## [What to produce]
Work out how many lines in the data hold the word "JSON", and reply with that number only.

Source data
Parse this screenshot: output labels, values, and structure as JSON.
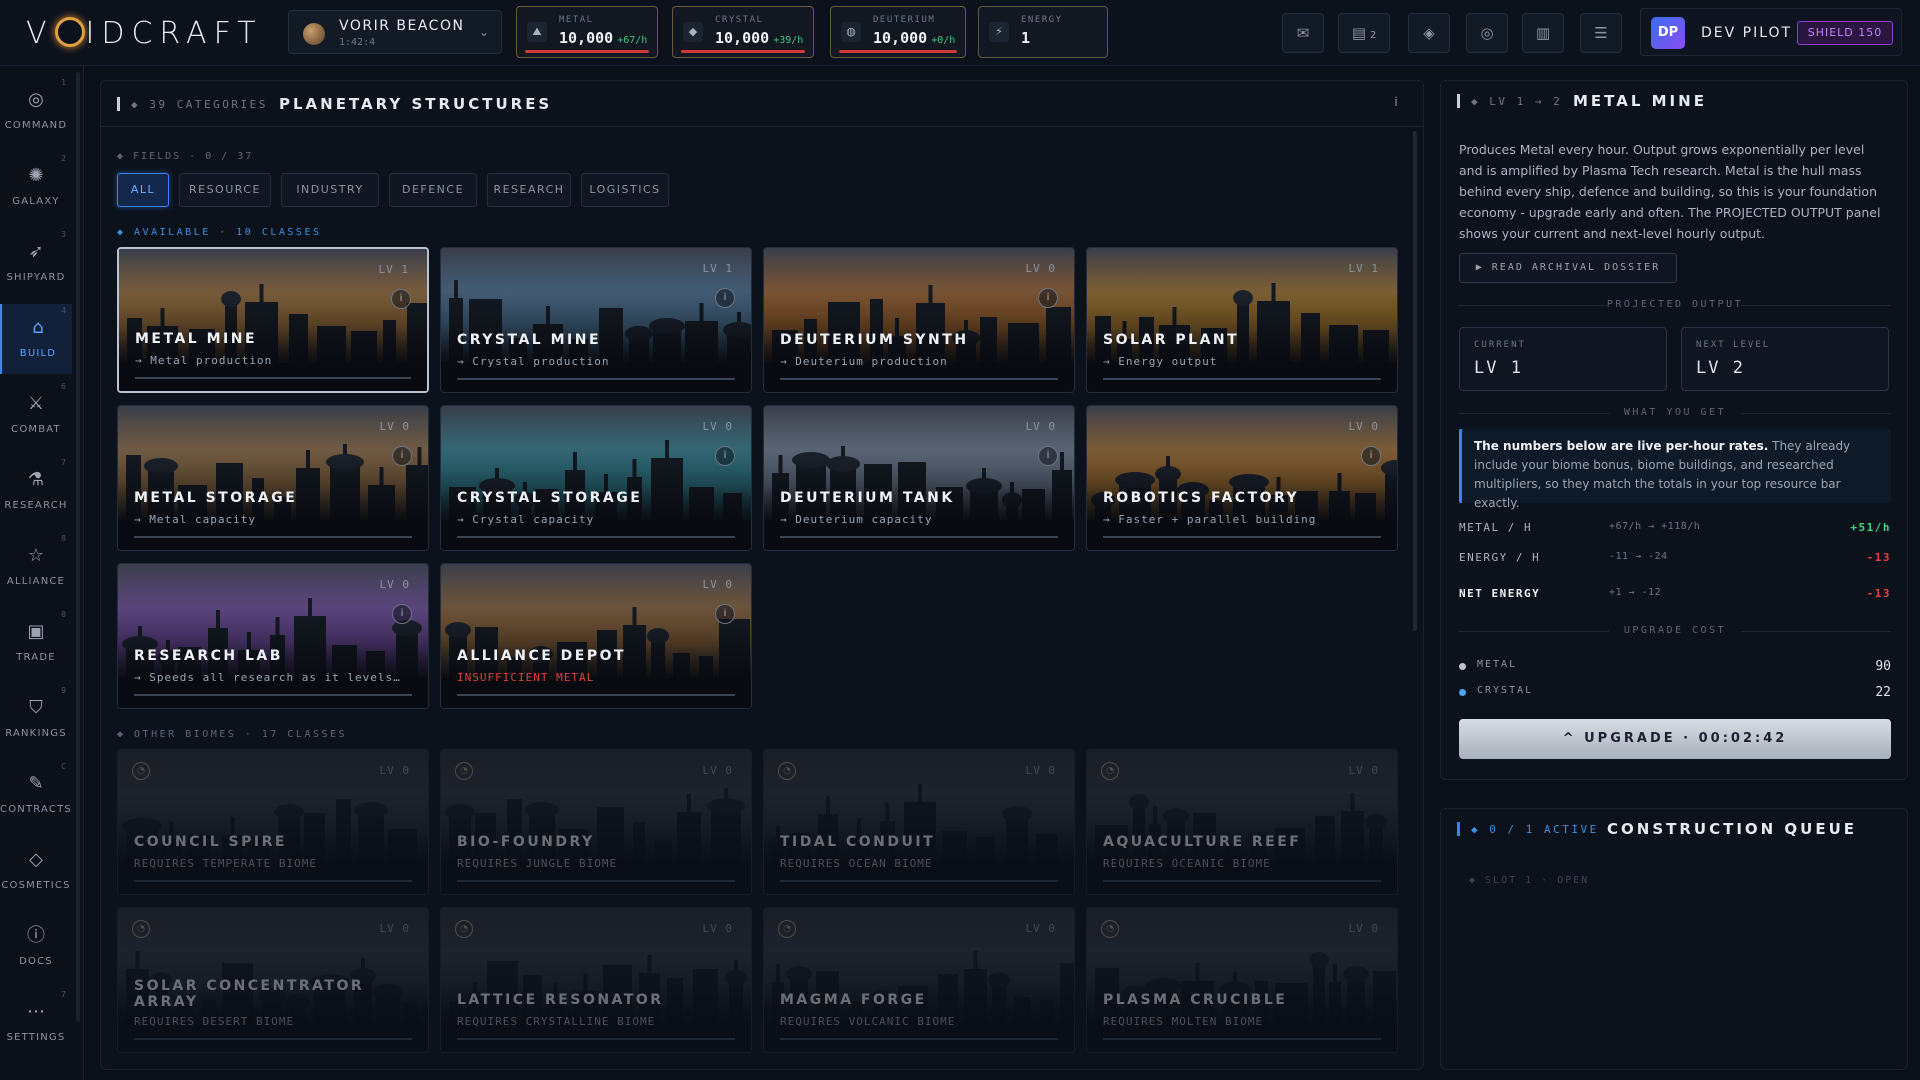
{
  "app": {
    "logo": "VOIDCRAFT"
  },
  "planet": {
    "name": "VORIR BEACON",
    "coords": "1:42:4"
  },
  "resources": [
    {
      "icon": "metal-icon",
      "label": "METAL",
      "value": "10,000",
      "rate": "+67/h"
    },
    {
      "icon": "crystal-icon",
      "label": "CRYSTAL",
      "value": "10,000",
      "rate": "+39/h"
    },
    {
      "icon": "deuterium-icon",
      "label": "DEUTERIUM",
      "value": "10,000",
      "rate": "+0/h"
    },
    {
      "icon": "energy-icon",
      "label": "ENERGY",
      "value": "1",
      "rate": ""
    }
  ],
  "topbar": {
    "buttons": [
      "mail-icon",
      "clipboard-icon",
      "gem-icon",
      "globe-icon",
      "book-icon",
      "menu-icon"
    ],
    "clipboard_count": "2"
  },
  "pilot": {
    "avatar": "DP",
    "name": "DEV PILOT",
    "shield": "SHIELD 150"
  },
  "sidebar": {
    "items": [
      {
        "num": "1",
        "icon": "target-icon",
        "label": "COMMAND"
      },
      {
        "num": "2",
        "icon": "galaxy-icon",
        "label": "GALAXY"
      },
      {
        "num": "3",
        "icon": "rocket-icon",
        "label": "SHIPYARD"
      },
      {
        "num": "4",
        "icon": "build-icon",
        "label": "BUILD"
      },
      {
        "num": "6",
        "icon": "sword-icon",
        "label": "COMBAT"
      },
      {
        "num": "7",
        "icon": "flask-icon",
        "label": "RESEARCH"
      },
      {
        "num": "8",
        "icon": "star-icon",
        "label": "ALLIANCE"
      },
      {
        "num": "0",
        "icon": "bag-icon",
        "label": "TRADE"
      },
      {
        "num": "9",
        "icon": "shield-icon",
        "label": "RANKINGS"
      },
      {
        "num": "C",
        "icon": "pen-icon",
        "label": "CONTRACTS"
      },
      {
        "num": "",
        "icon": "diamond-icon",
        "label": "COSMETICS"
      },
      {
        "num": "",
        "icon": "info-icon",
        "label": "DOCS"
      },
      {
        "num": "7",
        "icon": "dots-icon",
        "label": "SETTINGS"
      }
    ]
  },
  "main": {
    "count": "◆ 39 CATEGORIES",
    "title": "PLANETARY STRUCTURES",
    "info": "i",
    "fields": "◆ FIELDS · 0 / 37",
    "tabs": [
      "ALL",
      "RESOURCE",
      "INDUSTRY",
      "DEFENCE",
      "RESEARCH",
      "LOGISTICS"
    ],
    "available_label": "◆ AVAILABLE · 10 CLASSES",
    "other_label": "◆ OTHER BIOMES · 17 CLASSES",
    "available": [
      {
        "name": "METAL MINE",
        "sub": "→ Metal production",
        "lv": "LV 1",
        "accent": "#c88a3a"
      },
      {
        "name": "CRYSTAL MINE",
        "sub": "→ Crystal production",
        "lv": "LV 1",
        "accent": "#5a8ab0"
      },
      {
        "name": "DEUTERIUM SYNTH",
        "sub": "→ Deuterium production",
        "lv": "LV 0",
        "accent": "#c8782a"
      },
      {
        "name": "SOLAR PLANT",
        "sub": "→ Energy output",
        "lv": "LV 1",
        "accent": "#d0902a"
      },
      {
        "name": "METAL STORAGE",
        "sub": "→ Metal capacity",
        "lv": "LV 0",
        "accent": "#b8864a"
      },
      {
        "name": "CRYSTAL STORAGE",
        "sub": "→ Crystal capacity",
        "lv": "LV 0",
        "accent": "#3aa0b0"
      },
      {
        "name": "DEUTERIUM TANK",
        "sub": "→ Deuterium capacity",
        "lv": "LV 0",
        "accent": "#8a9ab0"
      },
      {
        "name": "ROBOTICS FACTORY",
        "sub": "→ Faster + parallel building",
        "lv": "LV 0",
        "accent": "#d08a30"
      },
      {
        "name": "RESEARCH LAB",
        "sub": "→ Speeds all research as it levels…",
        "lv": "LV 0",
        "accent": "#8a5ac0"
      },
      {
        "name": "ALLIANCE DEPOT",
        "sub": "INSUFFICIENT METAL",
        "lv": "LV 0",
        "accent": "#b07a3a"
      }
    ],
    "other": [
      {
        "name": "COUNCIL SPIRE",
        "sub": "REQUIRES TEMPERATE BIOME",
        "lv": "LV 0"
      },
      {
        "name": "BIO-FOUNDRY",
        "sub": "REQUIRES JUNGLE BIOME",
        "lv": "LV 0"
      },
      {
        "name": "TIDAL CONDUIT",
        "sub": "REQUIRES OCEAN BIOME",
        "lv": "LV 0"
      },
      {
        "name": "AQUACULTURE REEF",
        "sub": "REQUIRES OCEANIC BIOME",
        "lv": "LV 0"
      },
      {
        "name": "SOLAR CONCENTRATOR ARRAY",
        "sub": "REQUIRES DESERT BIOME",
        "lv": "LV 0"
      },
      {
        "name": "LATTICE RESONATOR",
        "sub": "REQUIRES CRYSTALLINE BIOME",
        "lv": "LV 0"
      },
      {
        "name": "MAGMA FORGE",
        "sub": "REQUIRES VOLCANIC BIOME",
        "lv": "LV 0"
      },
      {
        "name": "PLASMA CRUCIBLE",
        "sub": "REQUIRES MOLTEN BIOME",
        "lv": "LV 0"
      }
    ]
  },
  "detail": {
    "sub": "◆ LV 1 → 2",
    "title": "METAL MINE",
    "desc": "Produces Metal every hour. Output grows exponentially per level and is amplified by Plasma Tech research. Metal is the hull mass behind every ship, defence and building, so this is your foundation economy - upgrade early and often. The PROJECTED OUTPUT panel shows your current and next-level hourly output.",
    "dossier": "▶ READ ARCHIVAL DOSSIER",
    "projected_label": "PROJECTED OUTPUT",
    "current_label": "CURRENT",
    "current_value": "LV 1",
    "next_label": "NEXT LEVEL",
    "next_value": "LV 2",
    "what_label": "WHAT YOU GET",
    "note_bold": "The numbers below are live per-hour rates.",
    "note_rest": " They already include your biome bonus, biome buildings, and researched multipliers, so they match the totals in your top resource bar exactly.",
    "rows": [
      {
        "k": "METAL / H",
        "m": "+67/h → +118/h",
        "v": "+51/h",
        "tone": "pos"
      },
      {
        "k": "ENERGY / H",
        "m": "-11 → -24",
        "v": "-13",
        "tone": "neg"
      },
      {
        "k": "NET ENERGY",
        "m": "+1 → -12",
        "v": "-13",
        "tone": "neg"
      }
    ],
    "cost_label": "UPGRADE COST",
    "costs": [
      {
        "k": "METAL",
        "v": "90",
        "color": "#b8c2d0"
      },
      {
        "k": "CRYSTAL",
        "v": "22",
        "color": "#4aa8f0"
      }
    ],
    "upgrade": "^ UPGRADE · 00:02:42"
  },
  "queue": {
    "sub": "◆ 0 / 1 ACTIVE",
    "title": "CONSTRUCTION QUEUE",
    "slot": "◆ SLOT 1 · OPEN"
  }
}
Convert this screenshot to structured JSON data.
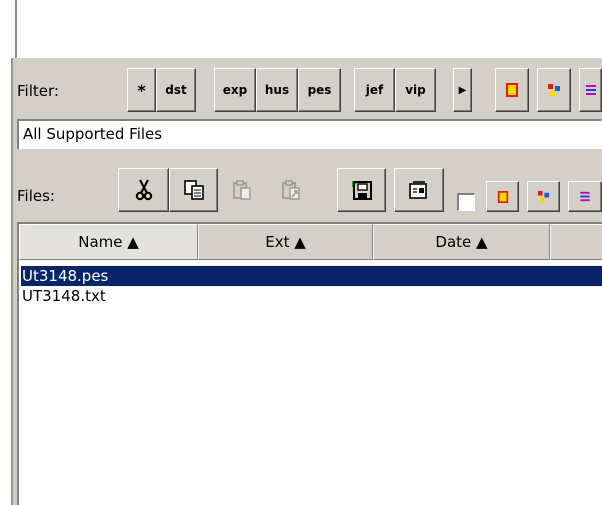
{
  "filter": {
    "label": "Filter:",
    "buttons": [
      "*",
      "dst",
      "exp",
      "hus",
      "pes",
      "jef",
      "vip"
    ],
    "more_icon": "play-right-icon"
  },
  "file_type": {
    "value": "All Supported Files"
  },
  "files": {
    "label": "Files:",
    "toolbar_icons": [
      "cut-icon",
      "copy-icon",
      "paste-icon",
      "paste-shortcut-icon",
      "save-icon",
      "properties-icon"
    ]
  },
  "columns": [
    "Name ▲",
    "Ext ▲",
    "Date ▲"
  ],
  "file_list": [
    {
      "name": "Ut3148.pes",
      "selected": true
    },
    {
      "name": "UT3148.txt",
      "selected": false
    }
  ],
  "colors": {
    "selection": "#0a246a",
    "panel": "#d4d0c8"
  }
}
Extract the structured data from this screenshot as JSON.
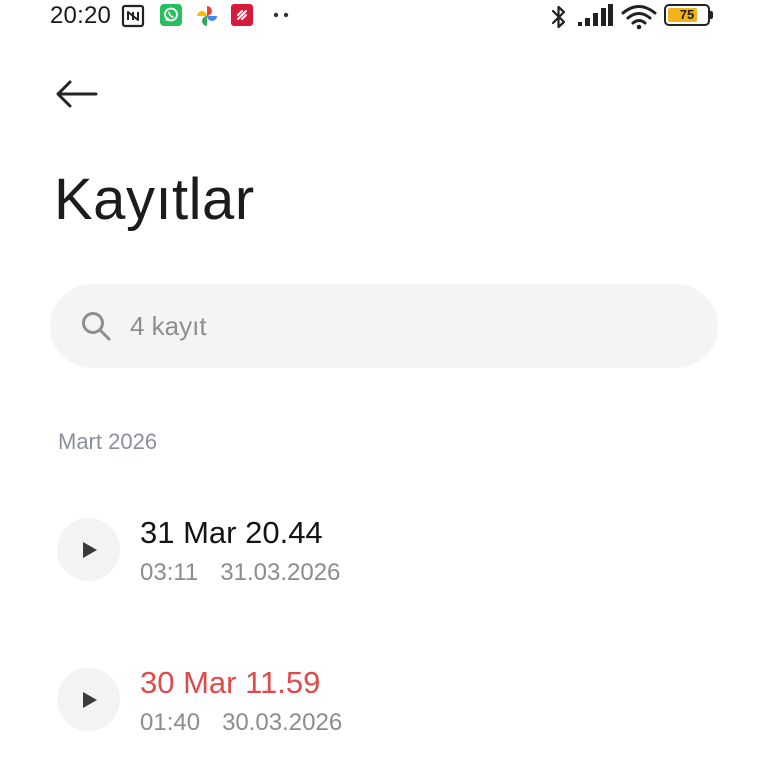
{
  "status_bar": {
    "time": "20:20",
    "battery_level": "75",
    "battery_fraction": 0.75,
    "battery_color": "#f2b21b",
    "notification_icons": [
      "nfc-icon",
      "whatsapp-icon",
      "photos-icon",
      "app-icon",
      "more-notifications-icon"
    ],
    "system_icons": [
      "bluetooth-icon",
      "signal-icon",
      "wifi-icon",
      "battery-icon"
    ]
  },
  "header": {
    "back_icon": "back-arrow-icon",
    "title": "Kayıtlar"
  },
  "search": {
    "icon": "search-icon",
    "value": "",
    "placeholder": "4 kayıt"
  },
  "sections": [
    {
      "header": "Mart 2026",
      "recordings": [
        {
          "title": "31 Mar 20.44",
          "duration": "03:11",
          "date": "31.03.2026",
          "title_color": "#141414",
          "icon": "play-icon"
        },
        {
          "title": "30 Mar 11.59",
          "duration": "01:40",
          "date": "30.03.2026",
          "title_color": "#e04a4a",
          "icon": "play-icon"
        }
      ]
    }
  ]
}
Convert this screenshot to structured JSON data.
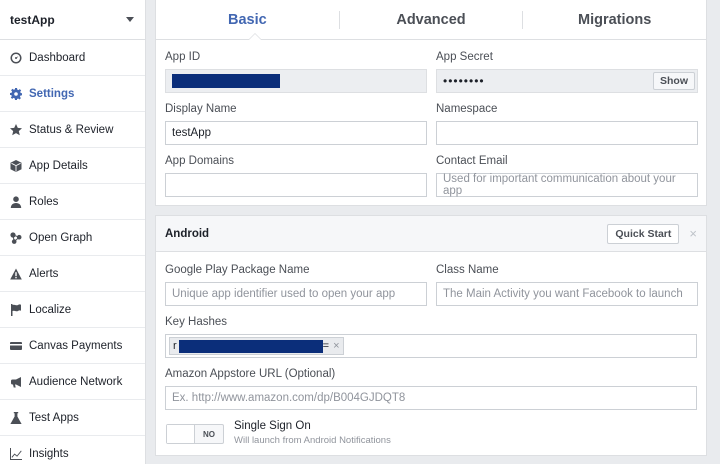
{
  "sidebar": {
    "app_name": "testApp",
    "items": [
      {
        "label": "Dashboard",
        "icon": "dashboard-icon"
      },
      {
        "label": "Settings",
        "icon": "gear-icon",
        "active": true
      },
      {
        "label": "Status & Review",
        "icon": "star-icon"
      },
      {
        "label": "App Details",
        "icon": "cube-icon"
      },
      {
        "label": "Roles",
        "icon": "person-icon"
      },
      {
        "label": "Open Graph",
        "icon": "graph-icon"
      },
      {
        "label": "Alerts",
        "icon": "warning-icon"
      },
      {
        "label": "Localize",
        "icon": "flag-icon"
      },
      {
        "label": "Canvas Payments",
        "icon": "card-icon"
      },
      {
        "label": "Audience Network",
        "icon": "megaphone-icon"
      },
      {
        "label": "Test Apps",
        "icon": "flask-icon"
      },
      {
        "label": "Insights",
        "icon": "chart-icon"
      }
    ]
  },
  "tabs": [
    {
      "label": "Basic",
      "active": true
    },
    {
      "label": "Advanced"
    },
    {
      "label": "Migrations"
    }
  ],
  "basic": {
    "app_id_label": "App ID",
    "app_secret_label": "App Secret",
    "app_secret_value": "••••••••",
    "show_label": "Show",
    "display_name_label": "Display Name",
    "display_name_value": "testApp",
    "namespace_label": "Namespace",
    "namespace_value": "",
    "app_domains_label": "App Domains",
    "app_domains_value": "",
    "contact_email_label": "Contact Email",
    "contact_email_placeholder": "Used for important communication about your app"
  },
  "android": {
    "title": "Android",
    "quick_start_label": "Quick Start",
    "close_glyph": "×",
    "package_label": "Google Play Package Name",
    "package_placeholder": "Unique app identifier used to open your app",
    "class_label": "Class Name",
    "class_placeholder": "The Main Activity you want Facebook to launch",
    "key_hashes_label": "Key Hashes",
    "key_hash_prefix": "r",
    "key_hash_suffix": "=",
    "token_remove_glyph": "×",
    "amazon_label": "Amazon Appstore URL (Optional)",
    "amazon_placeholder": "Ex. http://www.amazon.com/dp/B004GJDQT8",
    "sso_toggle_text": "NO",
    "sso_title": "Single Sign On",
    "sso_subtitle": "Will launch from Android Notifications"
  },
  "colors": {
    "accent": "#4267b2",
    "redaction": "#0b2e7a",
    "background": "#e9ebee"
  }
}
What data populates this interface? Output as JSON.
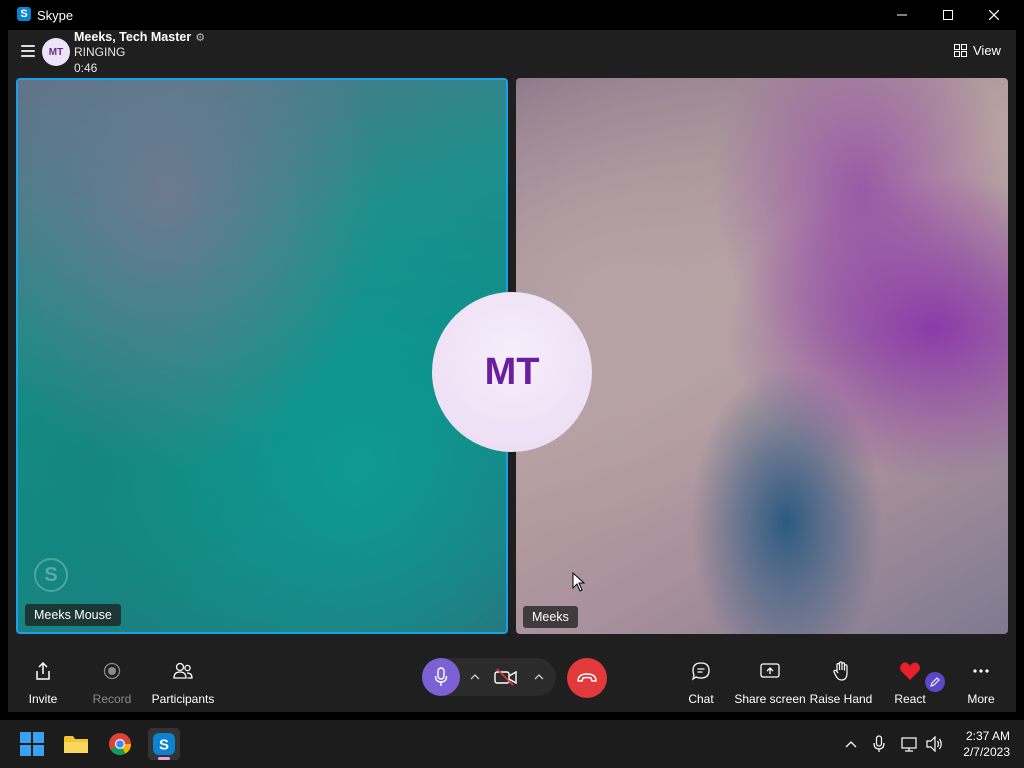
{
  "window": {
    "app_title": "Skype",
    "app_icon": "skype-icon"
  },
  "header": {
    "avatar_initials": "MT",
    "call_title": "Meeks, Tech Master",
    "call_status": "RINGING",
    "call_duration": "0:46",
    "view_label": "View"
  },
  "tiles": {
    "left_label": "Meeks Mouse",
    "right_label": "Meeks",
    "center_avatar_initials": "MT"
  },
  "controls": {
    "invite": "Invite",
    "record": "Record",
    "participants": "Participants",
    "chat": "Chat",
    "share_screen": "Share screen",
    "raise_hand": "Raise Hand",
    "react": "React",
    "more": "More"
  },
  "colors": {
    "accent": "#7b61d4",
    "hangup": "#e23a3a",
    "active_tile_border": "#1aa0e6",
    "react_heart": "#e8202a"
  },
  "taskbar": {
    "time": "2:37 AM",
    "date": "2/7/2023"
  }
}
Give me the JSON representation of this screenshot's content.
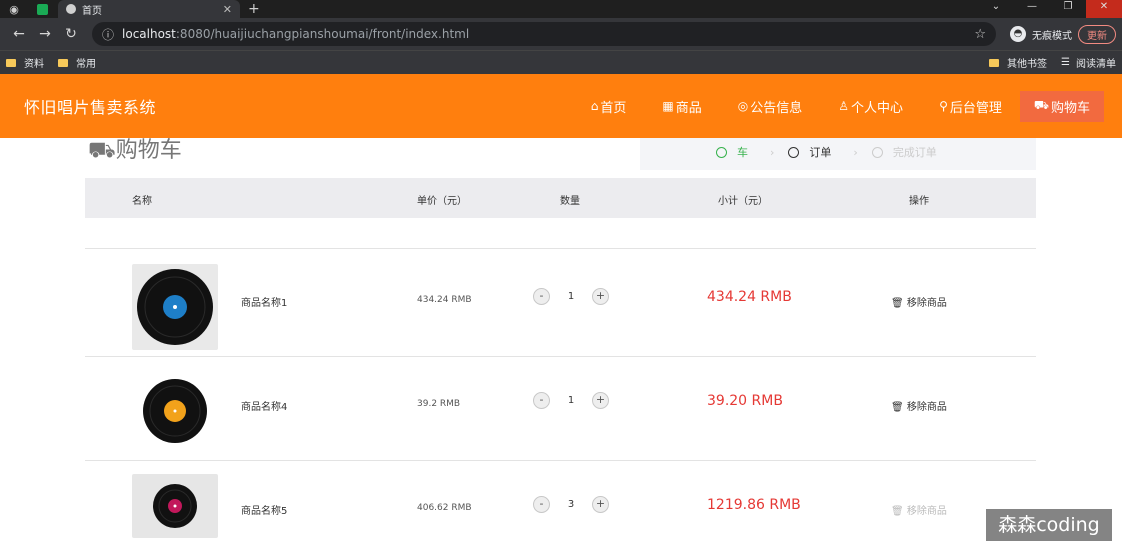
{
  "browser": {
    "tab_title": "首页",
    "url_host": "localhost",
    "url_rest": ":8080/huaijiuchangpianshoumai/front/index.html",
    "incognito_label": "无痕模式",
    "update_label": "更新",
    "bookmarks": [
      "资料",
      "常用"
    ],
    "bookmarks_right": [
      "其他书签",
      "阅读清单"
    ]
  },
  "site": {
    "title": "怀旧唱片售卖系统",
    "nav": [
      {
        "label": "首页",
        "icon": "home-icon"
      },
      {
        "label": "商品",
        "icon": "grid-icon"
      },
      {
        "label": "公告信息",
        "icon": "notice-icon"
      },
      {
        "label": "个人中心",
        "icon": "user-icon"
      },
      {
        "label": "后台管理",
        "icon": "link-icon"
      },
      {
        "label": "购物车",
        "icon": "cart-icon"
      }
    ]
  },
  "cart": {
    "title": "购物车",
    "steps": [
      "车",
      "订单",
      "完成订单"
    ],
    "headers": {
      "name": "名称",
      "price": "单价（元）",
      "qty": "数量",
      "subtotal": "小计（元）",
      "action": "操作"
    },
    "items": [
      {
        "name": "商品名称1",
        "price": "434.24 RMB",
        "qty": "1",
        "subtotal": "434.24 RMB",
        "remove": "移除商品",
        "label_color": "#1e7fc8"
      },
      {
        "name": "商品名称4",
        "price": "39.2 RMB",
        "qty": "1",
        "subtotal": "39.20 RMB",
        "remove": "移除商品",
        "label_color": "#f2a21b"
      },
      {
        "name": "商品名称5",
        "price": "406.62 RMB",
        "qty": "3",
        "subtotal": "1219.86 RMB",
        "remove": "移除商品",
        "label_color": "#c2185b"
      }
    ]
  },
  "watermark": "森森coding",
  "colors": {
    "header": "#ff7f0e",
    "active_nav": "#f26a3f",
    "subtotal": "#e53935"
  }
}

## [Output]
6